Another excellent way to network is preparing your travel. Go a day early or stay a day later. Use Google or other agency page to see which companies are in the city you are visiting and ask to visit the office. I have never had an agency say no to this. They will gladly set up 15 minutes up to 2 hours to show you around. This is the best way to make an impression. You are getting an interview without the rigid confines of the phone or Skype. You do not need to show up in a suit, but look business casual. Some will take you to lunch, give local hotspot advice, or just want to hang out. I was even once offered a tour on the spot. Do not waste a work trip by trying to make it a vacation.
Next reach out to the big players in a city. Ask if there is an event marketing meetup any time soon. If not ask if they could help you organize one while you are there. Nothing like breaking bread with someone for them to feel more comfortable referring you. With that being said, watch how you conduct yourself. While this is not working hours, you still need to act professional. Think of every networking event as an informal interview. People are deciding if they can trust putting their name on you. Having to carry you out of a bar does not scream trustworthy. Make sure you play nice in the sandbox. A fellow coworker today can be your manager tomorrow. People go from field to agency to tour and back again in the course of a year, so always conduct yourself professionally. Which leads to your reputation.
How do I build my reputation?
However you act on your own time is your business. But, how you act in every aspect of your life is part of your brand. Since this in independent contractor work you are never entitled to any job. You might be a fantastic worker, but if people do not like you or your personal ethics, you are not getting hired. Look at your overall brand. Does it scream Disney or Jersey Shore? While you think your personal choices should not matter, they do.
From a professional standpoint, make sure you show up on site ready to work 15 minutes before event start time. You need to be in uniform without any personal style choice changes. Bring as little on site as possible. No luggage; yes I’ve seen it happen. Once you arrive, do not stand around twiddling your thumbs. Immediately ask the manager what you can do to help. Do not complain about pay, temperature, uniform, or any other part of the event you agreed to before you arrived. Keep a smile on your face. If you have obsessive compulsive check your phone disorder, keep it put away out of your reach. Do not chew gum, have mints on hand instead. At the end of the shift offer to stay a few minutes to help the manager wrap up; they will not forget that. After everything is wrapped up and if you did all of the above, and only then, can you ask for your manager’s contact info to use them as a referral.

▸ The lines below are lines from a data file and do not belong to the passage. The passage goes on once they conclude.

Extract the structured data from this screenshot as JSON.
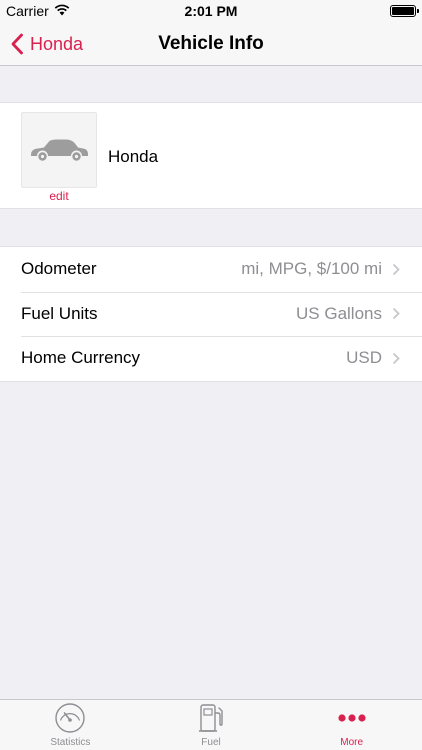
{
  "status_bar": {
    "carrier": "Carrier",
    "time": "2:01 PM"
  },
  "nav": {
    "back_label": "Honda",
    "title": "Vehicle Info"
  },
  "vehicle": {
    "name": "Honda",
    "photo_icon": "car-icon",
    "edit_label": "edit"
  },
  "settings": [
    {
      "label": "Odometer",
      "value": "mi, MPG, $/100 mi"
    },
    {
      "label": "Fuel Units",
      "value": "US Gallons"
    },
    {
      "label": "Home Currency",
      "value": "USD"
    }
  ],
  "tabs": [
    {
      "label": "Statistics",
      "icon": "speedometer-icon",
      "active": false
    },
    {
      "label": "Fuel",
      "icon": "fuel-pump-icon",
      "active": false
    },
    {
      "label": "More",
      "icon": "more-dots-icon",
      "active": true
    }
  ],
  "colors": {
    "accent": "#d9214f",
    "background": "#efeff4",
    "secondary_text": "#8e8e93"
  }
}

I managed staff for over 7 years, and I will without hesitation give a referral to an outstanding staff member. The best staff stand out within an hour of the event. I believe all managers can attest to the same thing. If you show up late, do not know where to park, get lost in your own city, show up out of uniform, or any other event that requires hand holding, it is hard to back pedal and recover from that point.
Good luck to everyone out there! Happy promoting.